BEGIN Recorded data

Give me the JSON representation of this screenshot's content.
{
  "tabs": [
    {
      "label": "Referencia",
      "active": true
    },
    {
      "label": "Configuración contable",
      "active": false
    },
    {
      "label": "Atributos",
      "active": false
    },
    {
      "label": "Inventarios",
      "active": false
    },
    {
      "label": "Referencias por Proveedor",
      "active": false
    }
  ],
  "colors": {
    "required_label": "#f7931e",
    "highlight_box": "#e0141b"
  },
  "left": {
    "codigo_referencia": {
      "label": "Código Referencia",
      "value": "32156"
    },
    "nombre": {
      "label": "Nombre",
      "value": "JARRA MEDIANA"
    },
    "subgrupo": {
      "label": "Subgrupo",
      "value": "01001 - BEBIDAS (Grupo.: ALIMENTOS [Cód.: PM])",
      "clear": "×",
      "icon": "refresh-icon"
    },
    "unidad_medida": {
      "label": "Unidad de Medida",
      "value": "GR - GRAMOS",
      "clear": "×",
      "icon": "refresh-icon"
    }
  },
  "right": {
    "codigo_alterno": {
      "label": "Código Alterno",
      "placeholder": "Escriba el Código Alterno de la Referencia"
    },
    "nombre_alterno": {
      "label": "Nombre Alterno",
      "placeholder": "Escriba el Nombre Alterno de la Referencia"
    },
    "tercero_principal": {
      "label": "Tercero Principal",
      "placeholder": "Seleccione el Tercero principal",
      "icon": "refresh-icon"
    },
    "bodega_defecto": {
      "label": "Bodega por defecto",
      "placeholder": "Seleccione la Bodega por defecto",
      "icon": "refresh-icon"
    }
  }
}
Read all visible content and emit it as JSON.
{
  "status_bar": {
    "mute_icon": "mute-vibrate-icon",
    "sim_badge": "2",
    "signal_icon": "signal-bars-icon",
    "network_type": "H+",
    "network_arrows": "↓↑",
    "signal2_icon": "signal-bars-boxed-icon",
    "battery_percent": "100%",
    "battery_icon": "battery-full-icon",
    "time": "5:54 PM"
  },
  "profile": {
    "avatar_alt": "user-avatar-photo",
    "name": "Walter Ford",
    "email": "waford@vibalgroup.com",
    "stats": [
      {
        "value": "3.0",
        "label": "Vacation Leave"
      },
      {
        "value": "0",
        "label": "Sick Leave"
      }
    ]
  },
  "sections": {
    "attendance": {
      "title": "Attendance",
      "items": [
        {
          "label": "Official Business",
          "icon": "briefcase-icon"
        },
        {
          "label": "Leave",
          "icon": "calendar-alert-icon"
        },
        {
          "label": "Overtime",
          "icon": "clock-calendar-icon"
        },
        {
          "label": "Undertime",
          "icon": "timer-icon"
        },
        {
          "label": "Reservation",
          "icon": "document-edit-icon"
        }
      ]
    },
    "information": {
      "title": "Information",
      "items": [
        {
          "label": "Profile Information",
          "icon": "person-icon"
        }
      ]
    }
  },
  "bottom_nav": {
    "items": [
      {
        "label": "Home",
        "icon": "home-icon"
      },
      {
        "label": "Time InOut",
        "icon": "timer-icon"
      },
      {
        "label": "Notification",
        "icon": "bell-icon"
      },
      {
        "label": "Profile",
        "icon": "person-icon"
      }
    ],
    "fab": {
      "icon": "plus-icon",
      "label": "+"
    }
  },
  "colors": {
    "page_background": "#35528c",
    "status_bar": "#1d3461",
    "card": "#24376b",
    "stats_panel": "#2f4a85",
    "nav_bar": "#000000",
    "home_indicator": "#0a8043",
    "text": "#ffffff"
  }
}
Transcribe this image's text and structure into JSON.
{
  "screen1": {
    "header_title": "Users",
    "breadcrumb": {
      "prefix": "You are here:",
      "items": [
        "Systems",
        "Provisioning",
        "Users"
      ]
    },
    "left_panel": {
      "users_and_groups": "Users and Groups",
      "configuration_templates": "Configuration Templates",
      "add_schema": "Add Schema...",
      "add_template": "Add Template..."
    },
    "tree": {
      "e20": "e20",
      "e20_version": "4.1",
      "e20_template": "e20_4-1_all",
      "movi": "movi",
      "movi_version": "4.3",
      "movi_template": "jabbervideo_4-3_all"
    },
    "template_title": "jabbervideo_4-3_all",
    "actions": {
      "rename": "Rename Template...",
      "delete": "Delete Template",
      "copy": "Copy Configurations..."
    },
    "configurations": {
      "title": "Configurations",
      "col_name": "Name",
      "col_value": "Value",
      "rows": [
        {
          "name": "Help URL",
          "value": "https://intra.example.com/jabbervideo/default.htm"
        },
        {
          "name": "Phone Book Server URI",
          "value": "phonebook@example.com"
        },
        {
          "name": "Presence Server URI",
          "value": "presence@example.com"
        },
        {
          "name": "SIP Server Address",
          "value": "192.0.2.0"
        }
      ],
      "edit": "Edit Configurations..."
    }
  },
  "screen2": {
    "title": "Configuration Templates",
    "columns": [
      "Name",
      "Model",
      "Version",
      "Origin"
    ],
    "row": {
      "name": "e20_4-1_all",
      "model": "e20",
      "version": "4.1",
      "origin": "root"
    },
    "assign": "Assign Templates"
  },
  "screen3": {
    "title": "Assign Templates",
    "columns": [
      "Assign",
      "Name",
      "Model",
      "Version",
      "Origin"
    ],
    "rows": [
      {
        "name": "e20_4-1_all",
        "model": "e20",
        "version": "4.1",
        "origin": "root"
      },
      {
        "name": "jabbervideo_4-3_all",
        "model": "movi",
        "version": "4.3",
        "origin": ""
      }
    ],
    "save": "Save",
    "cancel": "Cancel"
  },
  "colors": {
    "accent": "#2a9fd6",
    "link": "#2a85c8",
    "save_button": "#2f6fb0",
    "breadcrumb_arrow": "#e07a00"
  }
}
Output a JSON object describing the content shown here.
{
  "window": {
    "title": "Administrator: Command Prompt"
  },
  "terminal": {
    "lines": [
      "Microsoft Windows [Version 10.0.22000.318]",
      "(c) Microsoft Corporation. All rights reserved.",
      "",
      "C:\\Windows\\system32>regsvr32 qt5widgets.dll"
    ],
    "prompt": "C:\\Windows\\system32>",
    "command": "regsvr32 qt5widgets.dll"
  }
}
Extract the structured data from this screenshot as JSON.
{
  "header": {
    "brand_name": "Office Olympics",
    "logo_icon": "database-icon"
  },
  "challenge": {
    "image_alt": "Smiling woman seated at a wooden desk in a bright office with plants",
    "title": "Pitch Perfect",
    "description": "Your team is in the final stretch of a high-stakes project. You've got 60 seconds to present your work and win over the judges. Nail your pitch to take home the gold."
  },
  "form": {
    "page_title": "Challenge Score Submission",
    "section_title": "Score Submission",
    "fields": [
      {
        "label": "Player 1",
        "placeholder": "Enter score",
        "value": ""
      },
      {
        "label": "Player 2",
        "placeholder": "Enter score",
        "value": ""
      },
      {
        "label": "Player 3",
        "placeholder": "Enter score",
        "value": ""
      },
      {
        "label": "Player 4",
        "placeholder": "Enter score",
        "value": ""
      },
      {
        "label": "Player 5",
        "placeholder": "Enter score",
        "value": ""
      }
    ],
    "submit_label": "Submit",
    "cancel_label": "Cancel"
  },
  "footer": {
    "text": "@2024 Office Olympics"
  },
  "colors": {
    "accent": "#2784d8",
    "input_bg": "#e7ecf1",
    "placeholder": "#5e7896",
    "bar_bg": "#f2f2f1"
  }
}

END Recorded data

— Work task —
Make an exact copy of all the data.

— Task response —
Give me the JSON representation of this screenshot's content.
{
  "tabs": [
    {
      "label": "Referencia",
      "active": true
    },
    {
      "label": "Configuración contable",
      "active": false
    },
    {
      "label": "Atributos",
      "active": false
    },
    {
      "label": "Inventarios",
      "active": false
    },
    {
      "label": "Referencias por Proveedor",
      "active": false
    }
  ],
  "colors": {
    "required_label": "#f7931e",
    "highlight_box": "#e0141b"
  },
  "left": {
    "codigo_referencia": {
      "label": "Código Referencia",
      "value": "32156"
    },
    "nombre": {
      "label": "Nombre",
      "value": "JARRA MEDIANA"
    },
    "subgrupo": {
      "label": "Subgrupo",
      "value": "01001 - BEBIDAS (Grupo.: ALIMENTOS [Cód.: PM])",
      "clear": "×",
      "icon": "refresh-icon"
    },
    "unidad_medida": {
      "label": "Unidad de Medida",
      "value": "GR - GRAMOS",
      "clear": "×",
      "icon": "refresh-icon"
    }
  },
  "right": {
    "codigo_alterno": {
      "label": "Código Alterno",
      "placeholder": "Escriba el Código Alterno de la Referencia"
    },
    "nombre_alterno": {
      "label": "Nombre Alterno",
      "placeholder": "Escriba el Nombre Alterno de la Referencia"
    },
    "tercero_principal": {
      "label": "Tercero Principal",
      "placeholder": "Seleccione el Tercero principal",
      "icon": "refresh-icon"
    },
    "bodega_defecto": {
      "label": "Bodega por defecto",
      "placeholder": "Seleccione la Bodega por defecto",
      "icon": "refresh-icon"
    }
  }
}
Read all visible content and emit it as JSON.
{
  "status_bar": {
    "mute_icon": "mute-vibrate-icon",
    "sim_badge": "2",
    "signal_icon": "signal-bars-icon",
    "network_type": "H+",
    "network_arrows": "↓↑",
    "signal2_icon": "signal-bars-boxed-icon",
    "battery_percent": "100%",
    "battery_icon": "battery-full-icon",
    "time": "5:54 PM"
  },
  "profile": {
    "avatar_alt": "user-avatar-photo",
    "name": "Walter Ford",
    "email": "waford@vibalgroup.com",
    "stats": [
      {
        "value": "3.0",
        "label": "Vacation Leave"
      },
      {
        "value": "0",
        "label": "Sick Leave"
      }
    ]
  },
  "sections": {
    "attendance": {
      "title": "Attendance",
      "items": [
        {
          "label": "Official Business",
          "icon": "briefcase-icon"
        },
        {
          "label": "Leave",
          "icon": "calendar-alert-icon"
        },
        {
          "label": "Overtime",
          "icon": "clock-calendar-icon"
        },
        {
          "label": "Undertime",
          "icon": "timer-icon"
        },
        {
          "label": "Reservation",
          "icon": "document-edit-icon"
        }
      ]
    },
    "information": {
      "title": "Information",
      "items": [
        {
          "label": "Profile Information",
          "icon": "person-icon"
        }
      ]
    }
  },
  "bottom_nav": {
    "items": [
      {
        "label": "Home",
        "icon": "home-icon"
      },
      {
        "label": "Time InOut",
        "icon": "timer-icon"
      },
      {
        "label": "Notification",
        "icon": "bell-icon"
      },
      {
        "label": "Profile",
        "icon": "person-icon"
      }
    ],
    "fab": {
      "icon": "plus-icon",
      "label": "+"
    }
  },
  "colors": {
    "page_background": "#35528c",
    "status_bar": "#1d3461",
    "card": "#24376b",
    "stats_panel": "#2f4a85",
    "nav_bar": "#000000",
    "home_indicator": "#0a8043",
    "text": "#ffffff"
  }
}
Transcribe this image's text and structure into JSON.
{
  "screen1": {
    "header_title": "Users",
    "breadcrumb": {
      "prefix": "You are here:",
      "items": [
        "Systems",
        "Provisioning",
        "Users"
      ]
    },
    "left_panel": {
      "users_and_groups": "Users and Groups",
      "configuration_templates": "Configuration Templates",
      "add_schema": "Add Schema...",
      "add_template": "Add Template..."
    },
    "tree": {
      "e20": "e20",
      "e20_version": "4.1",
      "e20_template": "e20_4-1_all",
      "movi": "movi",
      "movi_version": "4.3",
      "movi_template": "jabbervideo_4-3_all"
    },
    "template_title": "jabbervideo_4-3_all",
    "actions": {
      "rename": "Rename Template...",
      "delete": "Delete Template",
      "copy": "Copy Configurations..."
    },
    "configurations": {
      "title": "Configurations",
      "col_name": "Name",
      "col_value": "Value",
      "rows": [
        {
          "name": "Help URL",
          "value": "https://intra.example.com/jabbervideo/default.htm"
        },
        {
          "name": "Phone Book Server URI",
          "value": "phonebook@example.com"
        },
        {
          "name": "Presence Server URI",
          "value": "presence@example.com"
        },
        {
          "name": "SIP Server Address",
          "value": "192.0.2.0"
        }
      ],
      "edit": "Edit Configurations..."
    }
  },
  "screen2": {
    "title": "Configuration Templates",
    "columns": [
      "Name",
      "Model",
      "Version",
      "Origin"
    ],
    "row": {
      "name": "e20_4-1_all",
      "model": "e20",
      "version": "4.1",
      "origin": "root"
    },
    "assign": "Assign Templates"
  },
  "screen3": {
    "title": "Assign Templates",
    "columns": [
      "Assign",
      "Name",
      "Model",
      "Version",
      "Origin"
    ],
    "rows": [
      {
        "name": "e20_4-1_all",
        "model": "e20",
        "version": "4.1",
        "origin": "root"
      },
      {
        "name": "jabbervideo_4-3_all",
        "model": "movi",
        "version": "4.3",
        "origin": ""
      }
    ],
    "save": "Save",
    "cancel": "Cancel"
  },
  "colors": {
    "accent": "#2a9fd6",
    "link": "#2a85c8",
    "save_button": "#2f6fb0",
    "breadcrumb_arrow": "#e07a00"
  }
}
Output a JSON object describing the content shown here.
{
  "window": {
    "title": "Administrator: Command Prompt"
  },
  "terminal": {
    "lines": [
      "Microsoft Windows [Version 10.0.22000.318]",
      "(c) Microsoft Corporation. All rights reserved.",
      "",
      "C:\\Windows\\system32>regsvr32 qt5widgets.dll"
    ],
    "prompt": "C:\\Windows\\system32>",
    "command": "regsvr32 qt5widgets.dll"
  }
}
Extract the structured data from this screenshot as JSON.
{
  "header": {
    "brand_name": "Office Olympics",
    "logo_icon": "database-icon"
  },
  "challenge": {
    "image_alt": "Smiling woman seated at a wooden desk in a bright office with plants",
    "title": "Pitch Perfect",
    "description": "Your team is in the final stretch of a high-stakes project. You've got 60 seconds to present your work and win over the judges. Nail your pitch to take home the gold."
  },
  "form": {
    "page_title": "Challenge Score Submission",
    "section_title": "Score Submission",
    "fields": [
      {
        "label": "Player 1",
        "placeholder": "Enter score",
        "value": ""
      },
      {
        "label": "Player 2",
        "placeholder": "Enter score",
        "value": ""
      },
      {
        "label": "Player 3",
        "placeholder": "Enter score",
        "value": ""
      },
      {
        "label": "Player 4",
        "placeholder": "Enter score",
        "value": ""
      },
      {
        "label": "Player 5",
        "placeholder": "Enter score",
        "value": ""
      }
    ],
    "submit_label": "Submit",
    "cancel_label": "Cancel"
  },
  "footer": {
    "text": "@2024 Office Olympics"
  },
  "colors": {
    "accent": "#2784d8",
    "input_bg": "#e7ecf1",
    "placeholder": "#5e7896",
    "bar_bg": "#f2f2f1"
  }
}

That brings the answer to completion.